BRIEF - This exercise calls for the whole listing to be given again exactly, without images.
### RECORDS SHOWN
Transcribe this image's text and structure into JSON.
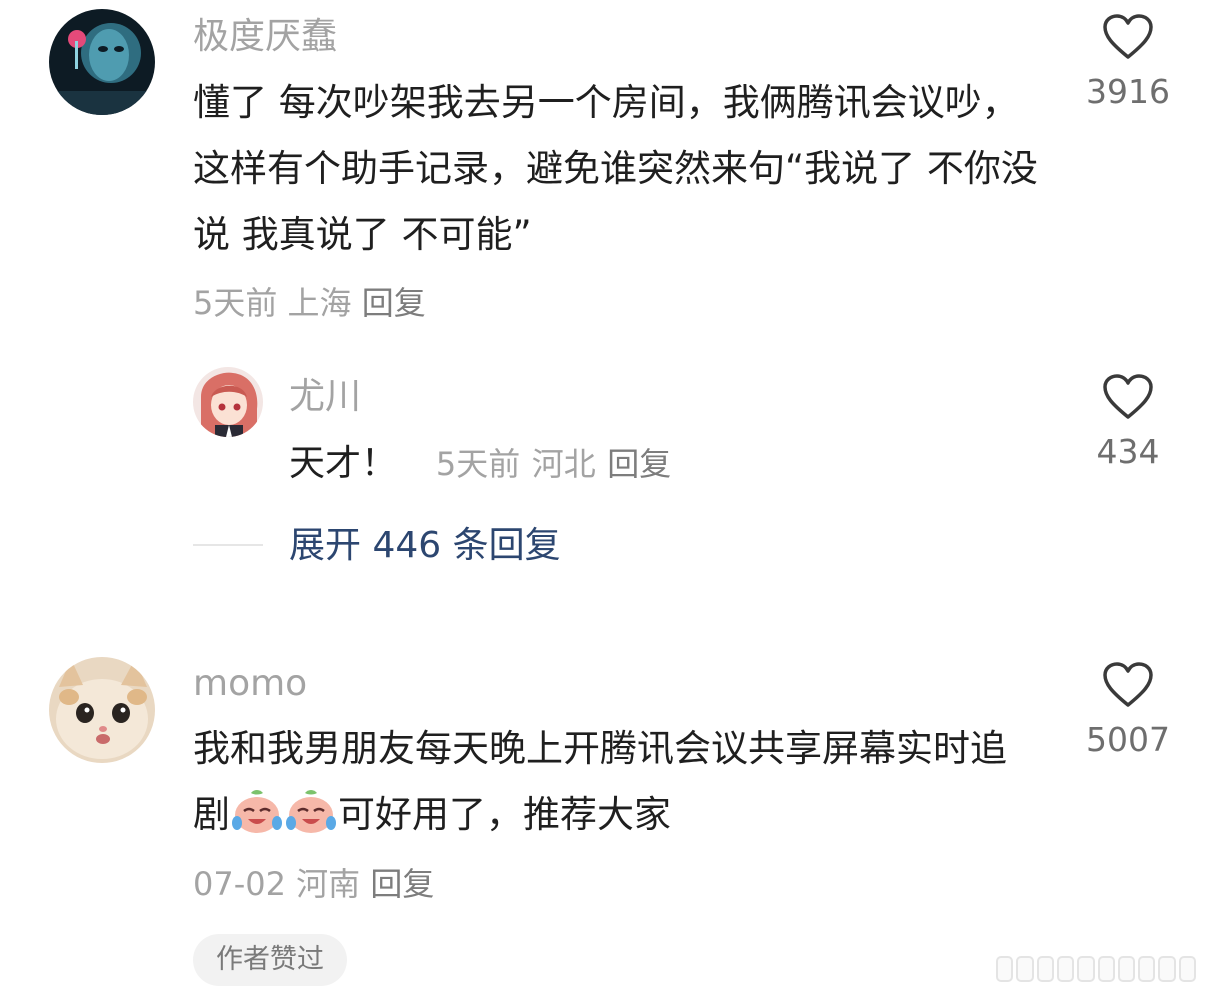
{
  "comments": [
    {
      "username": "极度厌蠢",
      "text": "懂了 每次吵架我去另一个房间，我俩腾讯会议吵，这样有个助手记录，避免谁突然来句“我说了 不你没说  我真说了  不可能”",
      "time": "5天前",
      "location": "上海",
      "reply_label": "回复",
      "like_count": "3916",
      "avatar_icon": "portrait-avatar-icon",
      "replies": [
        {
          "username": "尤川",
          "text": "天才！",
          "time": "5天前",
          "location": "河北",
          "reply_label": "回复",
          "like_count": "434",
          "avatar_icon": "anime-girl-avatar-icon"
        }
      ],
      "expand_label": "展开 446 条回复"
    },
    {
      "username": "momo",
      "text_part1": "我和我男朋友每天晚上开腾讯会议共享屏幕实时追剧",
      "text_part2": "可好用了，推荐大家",
      "emoji": "crying-laughing-emoji",
      "time": "07-02",
      "location": "河南",
      "reply_label": "回复",
      "like_count": "5007",
      "avatar_icon": "cat-avatar-icon",
      "author_badge": "作者赞过"
    }
  ],
  "colors": {
    "meta": "#a3a3a3",
    "link": "#2c4670",
    "text": "#1f1f1f"
  }
}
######
EXPECTED ANSWER -
Transcribe this image's text and structure into JSON.
{
  "comments": [
    {
      "username": "极度厌蠢",
      "text": "懂了 每次吵架我去另一个房间，我俩腾讯会议吵，这样有个助手记录，避免谁突然来句“我说了 不你没说  我真说了  不可能”",
      "time": "5天前",
      "location": "上海",
      "reply_label": "回复",
      "like_count": "3916",
      "avatar_icon": "portrait-avatar-icon",
      "replies": [
        {
          "username": "尤川",
          "text": "天才！",
          "time": "5天前",
          "location": "河北",
          "reply_label": "回复",
          "like_count": "434",
          "avatar_icon": "anime-girl-avatar-icon"
        }
      ],
      "expand_label": "展开 446 条回复"
    },
    {
      "username": "momo",
      "text_part1": "我和我男朋友每天晚上开腾讯会议共享屏幕实时追剧",
      "text_part2": "可好用了，推荐大家",
      "emoji": "crying-laughing-emoji",
      "time": "07-02",
      "location": "河南",
      "reply_label": "回复",
      "like_count": "5007",
      "avatar_icon": "cat-avatar-icon",
      "author_badge": "作者赞过"
    }
  ],
  "colors": {
    "meta": "#a3a3a3",
    "link": "#2c4670",
    "text": "#1f1f1f"
  }
}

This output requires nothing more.